As a programmer, your work will mostly be split up between either maintenance and feature development. It is up to you to decide which of the two you prefer to spend more time on. If you write bad code, you will end up spending the majority of your time doing bug fixing. If you write good code, you will spend the majority of your time developing new features … and no, you will not run out of features to develop because there will always be room for improvement and it is human nature for people to always strive for bigger and better and more efficient. People who write bad code, are forever stuck doing maintenance and support and never move on to bigger and better features and opportunities. So people who write bad code are doing themeselves a disservice in the long term.
As for becoming indispensable; in my experience it’s impossible to be 100% indispensable, but there are things you can do to become more needed and being needed is not binary (needed or not), but rather something on a scale e.g. needed from 1 – 10. Replacing a programmer/employee always has a cost associated with it in terms of recruitment costs as well as knowledge transfer costs (time and material spent learning the existing code base and technology) . With that said, it all comes down to money for the employer/customer, who will ask themeselves “what is easier, replacing the programmer or carrying on paying him/her”? The answer to that question will determine how needed you are.
Becoming needed is only one aspect, while becoming useful is another. In many ways, striving to become needed will make you less useful and vice versa. For example, the easiest way to become more needed is to become more specialized. The problem with specialising though is that you have less to fall back on if the technology you’ve specialised in becomes irrelevant.
Become needed: specialize by setting yourself apart from the rest.
- Stay away from mainstream technologies and companies: the more popular a technology is the more programmers/experts there are in the market for that specific technology.

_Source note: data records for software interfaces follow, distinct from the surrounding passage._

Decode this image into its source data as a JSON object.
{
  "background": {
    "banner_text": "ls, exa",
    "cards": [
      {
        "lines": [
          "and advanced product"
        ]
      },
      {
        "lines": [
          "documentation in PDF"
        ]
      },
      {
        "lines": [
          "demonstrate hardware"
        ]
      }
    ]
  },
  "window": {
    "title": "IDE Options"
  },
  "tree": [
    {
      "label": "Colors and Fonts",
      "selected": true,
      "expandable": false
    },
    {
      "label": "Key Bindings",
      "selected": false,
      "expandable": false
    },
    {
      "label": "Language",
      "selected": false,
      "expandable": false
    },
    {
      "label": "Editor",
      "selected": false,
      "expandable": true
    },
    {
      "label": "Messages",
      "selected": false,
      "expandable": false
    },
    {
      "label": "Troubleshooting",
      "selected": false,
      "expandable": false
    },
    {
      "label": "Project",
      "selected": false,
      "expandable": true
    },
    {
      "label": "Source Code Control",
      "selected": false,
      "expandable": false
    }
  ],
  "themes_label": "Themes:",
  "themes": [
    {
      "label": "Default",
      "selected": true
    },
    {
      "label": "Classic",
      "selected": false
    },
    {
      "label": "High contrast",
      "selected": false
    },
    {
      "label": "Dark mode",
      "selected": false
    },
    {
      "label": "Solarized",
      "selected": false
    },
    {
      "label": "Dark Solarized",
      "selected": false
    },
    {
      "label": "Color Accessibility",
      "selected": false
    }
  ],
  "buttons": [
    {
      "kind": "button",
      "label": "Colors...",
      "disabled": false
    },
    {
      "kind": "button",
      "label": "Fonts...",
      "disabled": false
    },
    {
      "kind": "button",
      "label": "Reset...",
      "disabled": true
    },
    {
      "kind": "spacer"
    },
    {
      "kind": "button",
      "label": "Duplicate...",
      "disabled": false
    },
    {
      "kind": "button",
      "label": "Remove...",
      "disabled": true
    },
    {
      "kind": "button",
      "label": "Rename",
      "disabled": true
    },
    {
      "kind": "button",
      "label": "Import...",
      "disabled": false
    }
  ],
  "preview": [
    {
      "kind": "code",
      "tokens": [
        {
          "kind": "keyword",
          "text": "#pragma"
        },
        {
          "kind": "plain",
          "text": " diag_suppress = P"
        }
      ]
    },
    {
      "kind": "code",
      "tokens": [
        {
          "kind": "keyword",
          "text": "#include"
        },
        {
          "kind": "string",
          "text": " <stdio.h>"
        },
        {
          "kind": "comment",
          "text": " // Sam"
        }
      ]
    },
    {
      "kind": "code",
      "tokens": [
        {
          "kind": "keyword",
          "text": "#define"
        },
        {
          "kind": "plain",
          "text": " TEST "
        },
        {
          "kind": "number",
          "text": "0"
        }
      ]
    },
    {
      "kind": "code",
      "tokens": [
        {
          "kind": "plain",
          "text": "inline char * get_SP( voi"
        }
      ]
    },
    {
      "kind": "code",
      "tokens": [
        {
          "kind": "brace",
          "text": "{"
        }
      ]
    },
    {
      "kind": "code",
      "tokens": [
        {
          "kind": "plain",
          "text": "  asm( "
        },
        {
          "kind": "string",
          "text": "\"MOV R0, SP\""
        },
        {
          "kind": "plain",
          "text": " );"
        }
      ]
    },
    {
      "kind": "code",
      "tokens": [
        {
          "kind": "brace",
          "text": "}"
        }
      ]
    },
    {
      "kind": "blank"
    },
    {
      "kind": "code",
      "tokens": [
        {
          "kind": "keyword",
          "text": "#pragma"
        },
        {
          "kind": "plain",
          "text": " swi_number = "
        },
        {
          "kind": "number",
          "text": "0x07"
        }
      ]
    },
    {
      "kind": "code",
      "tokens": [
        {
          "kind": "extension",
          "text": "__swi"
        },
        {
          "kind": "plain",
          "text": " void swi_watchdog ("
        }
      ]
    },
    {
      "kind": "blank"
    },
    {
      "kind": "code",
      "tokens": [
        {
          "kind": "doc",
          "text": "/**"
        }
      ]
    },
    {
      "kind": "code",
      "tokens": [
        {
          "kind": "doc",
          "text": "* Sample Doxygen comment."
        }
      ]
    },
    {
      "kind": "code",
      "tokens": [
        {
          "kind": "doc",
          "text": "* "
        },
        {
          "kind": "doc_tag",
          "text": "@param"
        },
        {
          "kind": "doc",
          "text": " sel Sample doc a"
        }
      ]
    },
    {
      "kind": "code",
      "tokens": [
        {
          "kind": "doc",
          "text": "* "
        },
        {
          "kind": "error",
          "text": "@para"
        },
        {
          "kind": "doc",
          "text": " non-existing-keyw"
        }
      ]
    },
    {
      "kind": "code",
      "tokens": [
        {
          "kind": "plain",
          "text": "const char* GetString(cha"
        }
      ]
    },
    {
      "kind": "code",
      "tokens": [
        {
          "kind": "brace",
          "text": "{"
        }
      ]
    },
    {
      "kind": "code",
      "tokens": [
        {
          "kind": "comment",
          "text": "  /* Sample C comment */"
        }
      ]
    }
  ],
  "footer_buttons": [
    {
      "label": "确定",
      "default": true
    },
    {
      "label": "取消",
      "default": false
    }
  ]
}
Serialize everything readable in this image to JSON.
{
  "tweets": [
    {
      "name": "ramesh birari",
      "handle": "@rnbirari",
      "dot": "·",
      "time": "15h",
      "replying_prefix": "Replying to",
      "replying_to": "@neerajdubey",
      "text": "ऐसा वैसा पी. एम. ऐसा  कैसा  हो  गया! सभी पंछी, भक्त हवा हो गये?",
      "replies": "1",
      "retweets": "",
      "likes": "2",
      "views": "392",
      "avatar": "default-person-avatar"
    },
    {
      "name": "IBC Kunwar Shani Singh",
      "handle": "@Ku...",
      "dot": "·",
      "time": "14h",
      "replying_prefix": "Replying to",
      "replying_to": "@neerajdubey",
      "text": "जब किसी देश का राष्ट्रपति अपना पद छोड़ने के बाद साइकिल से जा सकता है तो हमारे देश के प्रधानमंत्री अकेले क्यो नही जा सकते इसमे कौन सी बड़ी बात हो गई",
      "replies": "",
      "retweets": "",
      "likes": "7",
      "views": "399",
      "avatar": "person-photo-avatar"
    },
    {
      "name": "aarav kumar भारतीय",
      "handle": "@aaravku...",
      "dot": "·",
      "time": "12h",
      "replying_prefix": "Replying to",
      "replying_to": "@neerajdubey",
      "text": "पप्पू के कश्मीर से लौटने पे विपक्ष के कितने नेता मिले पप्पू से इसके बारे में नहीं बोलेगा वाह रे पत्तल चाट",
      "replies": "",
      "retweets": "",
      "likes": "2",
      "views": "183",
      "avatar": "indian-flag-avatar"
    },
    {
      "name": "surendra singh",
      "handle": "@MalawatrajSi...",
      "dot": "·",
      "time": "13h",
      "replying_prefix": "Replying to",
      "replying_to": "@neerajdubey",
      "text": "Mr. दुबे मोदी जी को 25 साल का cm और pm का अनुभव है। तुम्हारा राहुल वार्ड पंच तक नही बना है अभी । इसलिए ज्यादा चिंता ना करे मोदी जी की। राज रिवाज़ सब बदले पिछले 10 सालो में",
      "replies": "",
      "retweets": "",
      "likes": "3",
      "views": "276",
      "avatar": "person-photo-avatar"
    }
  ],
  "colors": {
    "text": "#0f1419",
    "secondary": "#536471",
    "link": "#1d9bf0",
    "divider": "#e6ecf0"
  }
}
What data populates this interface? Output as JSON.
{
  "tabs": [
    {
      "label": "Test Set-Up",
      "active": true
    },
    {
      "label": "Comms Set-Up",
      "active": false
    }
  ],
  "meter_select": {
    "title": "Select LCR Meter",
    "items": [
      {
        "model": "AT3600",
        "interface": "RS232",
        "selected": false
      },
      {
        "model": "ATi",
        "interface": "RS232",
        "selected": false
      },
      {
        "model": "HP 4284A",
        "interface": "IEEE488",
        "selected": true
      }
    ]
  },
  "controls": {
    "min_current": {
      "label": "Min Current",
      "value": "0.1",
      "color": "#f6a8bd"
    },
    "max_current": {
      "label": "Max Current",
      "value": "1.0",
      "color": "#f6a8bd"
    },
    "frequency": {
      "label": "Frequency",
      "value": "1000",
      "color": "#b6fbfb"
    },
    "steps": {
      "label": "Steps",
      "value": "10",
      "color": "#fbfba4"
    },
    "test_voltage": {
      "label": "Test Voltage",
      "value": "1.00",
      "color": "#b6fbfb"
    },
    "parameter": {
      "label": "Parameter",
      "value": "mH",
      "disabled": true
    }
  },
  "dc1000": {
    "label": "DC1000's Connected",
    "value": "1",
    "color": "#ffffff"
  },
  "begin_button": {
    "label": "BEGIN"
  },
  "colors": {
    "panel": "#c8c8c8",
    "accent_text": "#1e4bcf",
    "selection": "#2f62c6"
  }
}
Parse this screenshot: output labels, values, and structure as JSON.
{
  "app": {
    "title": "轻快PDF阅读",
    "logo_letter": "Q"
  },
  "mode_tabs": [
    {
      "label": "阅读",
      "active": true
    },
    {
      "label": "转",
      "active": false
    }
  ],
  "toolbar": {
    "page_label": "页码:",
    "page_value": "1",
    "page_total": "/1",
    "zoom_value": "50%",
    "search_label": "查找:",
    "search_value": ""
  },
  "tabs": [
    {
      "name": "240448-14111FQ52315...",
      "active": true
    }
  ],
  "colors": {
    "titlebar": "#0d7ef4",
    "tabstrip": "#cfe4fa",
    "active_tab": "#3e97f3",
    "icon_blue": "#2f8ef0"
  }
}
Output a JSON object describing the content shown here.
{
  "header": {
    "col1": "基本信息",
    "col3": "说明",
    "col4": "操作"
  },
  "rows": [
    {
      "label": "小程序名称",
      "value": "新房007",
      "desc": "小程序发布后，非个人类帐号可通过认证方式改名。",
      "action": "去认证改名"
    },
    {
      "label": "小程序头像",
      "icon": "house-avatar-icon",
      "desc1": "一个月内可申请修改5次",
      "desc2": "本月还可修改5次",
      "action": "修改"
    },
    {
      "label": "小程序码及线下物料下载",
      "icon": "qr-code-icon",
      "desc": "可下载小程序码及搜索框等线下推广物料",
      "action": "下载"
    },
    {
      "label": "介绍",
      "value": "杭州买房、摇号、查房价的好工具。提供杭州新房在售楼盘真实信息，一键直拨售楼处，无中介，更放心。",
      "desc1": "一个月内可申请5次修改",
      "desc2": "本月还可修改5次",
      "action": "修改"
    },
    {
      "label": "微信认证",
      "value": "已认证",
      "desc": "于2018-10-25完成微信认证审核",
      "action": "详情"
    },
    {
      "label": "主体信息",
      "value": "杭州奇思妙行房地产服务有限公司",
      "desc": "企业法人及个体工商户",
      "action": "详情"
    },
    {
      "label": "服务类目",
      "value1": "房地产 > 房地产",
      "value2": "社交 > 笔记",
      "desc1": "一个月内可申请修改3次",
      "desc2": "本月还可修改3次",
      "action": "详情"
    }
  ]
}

This obviously means that you will have more competiton. More competiton means greater supply in the market, which means lower prices/salaries for those programmers. When there are 1000 programmers like you lining up at the employer’s door, it becomes easy to replace you.
- Focus on either leading edge or trailing edge technologies for the same reasons as above i.e. there are few that dig into and risk learning a leading edge technology. The same applies to legacy technologies where there is a shortage of skilled people. Nobody wants to learn legacy technologies because it’s not cool. Don’t try to be cool, instead try to be needed.
- Find a niche market/product: there may be mainstream development stacks/technologies being implemented in niche markets/products, but there will always be small details that are learnt only through experience in that specific market. New comers will therefore have a tougher time getting up to speed.
- Learn proprietary technologies: in other words learn technologies that other people cannot learn by simply browsing the internet or picking up a book at the local book store. These are technologies that can only be learnt from your company sending you on those courses etc. Once again this will set you apart from the rest.
- N.B. with all of the above said, keep in mind that there is a tradeoff to specializing. The more you specialize the more needed you are, but the less usefull you become i.e. you may know a technology better than anyone else in the country, but if you can’t do anything else you are not that usefull.
Become useful: generalize by being able to do as many different jobs as possible. See the big picture by understanding the big picture as well as the details: most people focus on either the details (lines of code) or the design/strategy. You don’t have to be an expert at everything, but the wider you spread your view the better.
- Business Logic: Even more importantly, understand the business rules of the software you’re developing. Any programmer with equivalent technical skills as you can take over your code immediately. However, learning the business rules of the software takes a huge amount of time and if there is limited documentation it makes it almost impossible for someone else to take over an intricate software product.
- Design: Learn the design of the software, in terms of how all the components fit together to make up the entire system i.e. the web application, database, clients, services etc. As with the above point, anybody can come in and undertand a specific function in your code, but understanding the overall design of the software is incredibly difficult if there is limited documentation or limited knowledge transfer.
- Sales: Learn and get involved in the sales/business aspect of your company, in terms of what it takes to sell the product and what the customers are looking for. Once again any other programmer can come in and take over some code, but being part of the sales cycle makes your more needed as well as more useful.